EXERCISE DETAILS:
Your job is to write out each record precisely as it stands.

DATA RECORDS:
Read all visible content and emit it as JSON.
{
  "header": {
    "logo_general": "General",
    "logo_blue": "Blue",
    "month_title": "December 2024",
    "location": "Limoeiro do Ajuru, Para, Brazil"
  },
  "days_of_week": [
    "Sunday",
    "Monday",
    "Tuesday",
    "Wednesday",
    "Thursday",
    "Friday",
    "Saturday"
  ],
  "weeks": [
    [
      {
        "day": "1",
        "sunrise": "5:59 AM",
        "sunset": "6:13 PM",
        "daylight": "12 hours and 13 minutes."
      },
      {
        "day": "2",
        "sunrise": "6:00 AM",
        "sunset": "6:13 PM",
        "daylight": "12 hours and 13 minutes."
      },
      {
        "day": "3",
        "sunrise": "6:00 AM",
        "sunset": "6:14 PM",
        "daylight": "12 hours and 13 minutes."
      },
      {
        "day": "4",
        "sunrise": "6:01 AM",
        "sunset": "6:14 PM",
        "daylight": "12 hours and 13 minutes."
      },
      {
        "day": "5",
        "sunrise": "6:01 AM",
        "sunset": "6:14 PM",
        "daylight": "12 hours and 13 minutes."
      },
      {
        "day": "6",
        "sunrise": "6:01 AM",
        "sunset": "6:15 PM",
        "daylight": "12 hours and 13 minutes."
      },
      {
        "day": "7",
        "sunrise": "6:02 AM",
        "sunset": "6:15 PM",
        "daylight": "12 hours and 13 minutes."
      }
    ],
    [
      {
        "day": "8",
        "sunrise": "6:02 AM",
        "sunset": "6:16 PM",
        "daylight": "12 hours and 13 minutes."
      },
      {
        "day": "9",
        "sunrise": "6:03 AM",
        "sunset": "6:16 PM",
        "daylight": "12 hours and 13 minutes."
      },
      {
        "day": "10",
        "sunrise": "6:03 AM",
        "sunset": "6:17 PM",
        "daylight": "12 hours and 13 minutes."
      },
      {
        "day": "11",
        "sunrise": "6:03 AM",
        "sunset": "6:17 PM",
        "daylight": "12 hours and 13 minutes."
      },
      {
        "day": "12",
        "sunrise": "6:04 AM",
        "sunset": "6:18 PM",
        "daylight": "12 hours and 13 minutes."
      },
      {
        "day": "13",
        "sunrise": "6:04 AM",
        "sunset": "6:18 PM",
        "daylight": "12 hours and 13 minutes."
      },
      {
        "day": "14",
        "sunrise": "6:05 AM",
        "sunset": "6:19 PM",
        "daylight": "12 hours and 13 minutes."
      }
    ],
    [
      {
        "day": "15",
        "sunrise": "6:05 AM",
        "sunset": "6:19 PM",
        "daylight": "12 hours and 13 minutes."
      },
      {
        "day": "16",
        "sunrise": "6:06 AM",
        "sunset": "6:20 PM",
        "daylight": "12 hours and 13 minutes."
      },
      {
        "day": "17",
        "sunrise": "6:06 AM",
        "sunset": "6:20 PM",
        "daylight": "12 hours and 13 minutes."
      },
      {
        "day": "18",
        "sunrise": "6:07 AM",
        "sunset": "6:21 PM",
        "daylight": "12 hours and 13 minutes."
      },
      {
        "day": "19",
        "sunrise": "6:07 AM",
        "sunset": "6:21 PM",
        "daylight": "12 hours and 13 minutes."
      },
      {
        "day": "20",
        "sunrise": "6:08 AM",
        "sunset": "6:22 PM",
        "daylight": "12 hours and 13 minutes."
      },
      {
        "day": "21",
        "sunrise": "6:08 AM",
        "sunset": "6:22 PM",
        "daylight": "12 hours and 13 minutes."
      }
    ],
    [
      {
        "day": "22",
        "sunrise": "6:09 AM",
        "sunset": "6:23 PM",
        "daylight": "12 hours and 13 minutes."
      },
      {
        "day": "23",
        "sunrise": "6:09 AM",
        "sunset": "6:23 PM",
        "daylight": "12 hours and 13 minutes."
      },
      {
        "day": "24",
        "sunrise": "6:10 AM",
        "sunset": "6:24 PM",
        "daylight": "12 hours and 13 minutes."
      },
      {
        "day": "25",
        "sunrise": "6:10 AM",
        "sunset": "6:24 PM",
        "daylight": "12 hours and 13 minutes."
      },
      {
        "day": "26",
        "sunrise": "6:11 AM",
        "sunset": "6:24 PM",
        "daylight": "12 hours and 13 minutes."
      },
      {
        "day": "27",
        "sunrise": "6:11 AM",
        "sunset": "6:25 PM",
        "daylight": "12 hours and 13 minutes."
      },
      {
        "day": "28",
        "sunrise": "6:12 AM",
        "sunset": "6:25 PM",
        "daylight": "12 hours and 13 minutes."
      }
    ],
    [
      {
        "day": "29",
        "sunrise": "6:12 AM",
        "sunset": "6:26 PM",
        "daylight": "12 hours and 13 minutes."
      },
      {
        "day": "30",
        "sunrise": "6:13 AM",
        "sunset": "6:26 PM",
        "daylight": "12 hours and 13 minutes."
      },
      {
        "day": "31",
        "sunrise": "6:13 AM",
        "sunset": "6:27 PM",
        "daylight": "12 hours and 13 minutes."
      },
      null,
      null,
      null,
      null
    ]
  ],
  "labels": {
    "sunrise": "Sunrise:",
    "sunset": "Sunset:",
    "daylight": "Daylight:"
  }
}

TASK OUTPUT:
Read all visible content and emit it as JSON.
{
  "header": {
    "logo_general": "General",
    "logo_blue": "Blue",
    "month_title": "December 2024",
    "location": "Limoeiro do Ajuru, Para, Brazil"
  },
  "days_of_week": [
    "Sunday",
    "Monday",
    "Tuesday",
    "Wednesday",
    "Thursday",
    "Friday",
    "Saturday"
  ],
  "weeks": [
    [
      {
        "day": "1",
        "sunrise": "5:59 AM",
        "sunset": "6:13 PM",
        "daylight": "12 hours and 13 minutes."
      },
      {
        "day": "2",
        "sunrise": "6:00 AM",
        "sunset": "6:13 PM",
        "daylight": "12 hours and 13 minutes."
      },
      {
        "day": "3",
        "sunrise": "6:00 AM",
        "sunset": "6:14 PM",
        "daylight": "12 hours and 13 minutes."
      },
      {
        "day": "4",
        "sunrise": "6:01 AM",
        "sunset": "6:14 PM",
        "daylight": "12 hours and 13 minutes."
      },
      {
        "day": "5",
        "sunrise": "6:01 AM",
        "sunset": "6:14 PM",
        "daylight": "12 hours and 13 minutes."
      },
      {
        "day": "6",
        "sunrise": "6:01 AM",
        "sunset": "6:15 PM",
        "daylight": "12 hours and 13 minutes."
      },
      {
        "day": "7",
        "sunrise": "6:02 AM",
        "sunset": "6:15 PM",
        "daylight": "12 hours and 13 minutes."
      }
    ],
    [
      {
        "day": "8",
        "sunrise": "6:02 AM",
        "sunset": "6:16 PM",
        "daylight": "12 hours and 13 minutes."
      },
      {
        "day": "9",
        "sunrise": "6:03 AM",
        "sunset": "6:16 PM",
        "daylight": "12 hours and 13 minutes."
      },
      {
        "day": "10",
        "sunrise": "6:03 AM",
        "sunset": "6:17 PM",
        "daylight": "12 hours and 13 minutes."
      },
      {
        "day": "11",
        "sunrise": "6:03 AM",
        "sunset": "6:17 PM",
        "daylight": "12 hours and 13 minutes."
      },
      {
        "day": "12",
        "sunrise": "6:04 AM",
        "sunset": "6:18 PM",
        "daylight": "12 hours and 13 minutes."
      },
      {
        "day": "13",
        "sunrise": "6:04 AM",
        "sunset": "6:18 PM",
        "daylight": "12 hours and 13 minutes."
      },
      {
        "day": "14",
        "sunrise": "6:05 AM",
        "sunset": "6:19 PM",
        "daylight": "12 hours and 13 minutes."
      }
    ],
    [
      {
        "day": "15",
        "sunrise": "6:05 AM",
        "sunset": "6:19 PM",
        "daylight": "12 hours and 13 minutes."
      },
      {
        "day": "16",
        "sunrise": "6:06 AM",
        "sunset": "6:20 PM",
        "daylight": "12 hours and 13 minutes."
      },
      {
        "day": "17",
        "sunrise": "6:06 AM",
        "sunset": "6:20 PM",
        "daylight": "12 hours and 13 minutes."
      },
      {
        "day": "18",
        "sunrise": "6:07 AM",
        "sunset": "6:21 PM",
        "daylight": "12 hours and 13 minutes."
      },
      {
        "day": "19",
        "sunrise": "6:07 AM",
        "sunset": "6:21 PM",
        "daylight": "12 hours and 13 minutes."
      },
      {
        "day": "20",
        "sunrise": "6:08 AM",
        "sunset": "6:22 PM",
        "daylight": "12 hours and 13 minutes."
      },
      {
        "day": "21",
        "sunrise": "6:08 AM",
        "sunset": "6:22 PM",
        "daylight": "12 hours and 13 minutes."
      }
    ],
    [
      {
        "day": "22",
        "sunrise": "6:09 AM",
        "sunset": "6:23 PM",
        "daylight": "12 hours and 13 minutes."
      },
      {
        "day": "23",
        "sunrise": "6:09 AM",
        "sunset": "6:23 PM",
        "daylight": "12 hours and 13 minutes."
      },
      {
        "day": "24",
        "sunrise": "6:10 AM",
        "sunset": "6:24 PM",
        "daylight": "12 hours and 13 minutes."
      },
      {
        "day": "25",
        "sunrise": "6:10 AM",
        "sunset": "6:24 PM",
        "daylight": "12 hours and 13 minutes."
      },
      {
        "day": "26",
        "sunrise": "6:11 AM",
        "sunset": "6:24 PM",
        "daylight": "12 hours and 13 minutes."
      },
      {
        "day": "27",
        "sunrise": "6:11 AM",
        "sunset": "6:25 PM",
        "daylight": "12 hours and 13 minutes."
      },
      {
        "day": "28",
        "sunrise": "6:12 AM",
        "sunset": "6:25 PM",
        "daylight": "12 hours and 13 minutes."
      }
    ],
    [
      {
        "day": "29",
        "sunrise": "6:12 AM",
        "sunset": "6:26 PM",
        "daylight": "12 hours and 13 minutes."
      },
      {
        "day": "30",
        "sunrise": "6:13 AM",
        "sunset": "6:26 PM",
        "daylight": "12 hours and 13 minutes."
      },
      {
        "day": "31",
        "sunrise": "6:13 AM",
        "sunset": "6:27 PM",
        "daylight": "12 hours and 13 minutes."
      },
      null,
      null,
      null,
      null
    ]
  ],
  "labels": {
    "sunrise": "Sunrise:",
    "sunset": "Sunset:",
    "daylight": "Daylight:"
  }
}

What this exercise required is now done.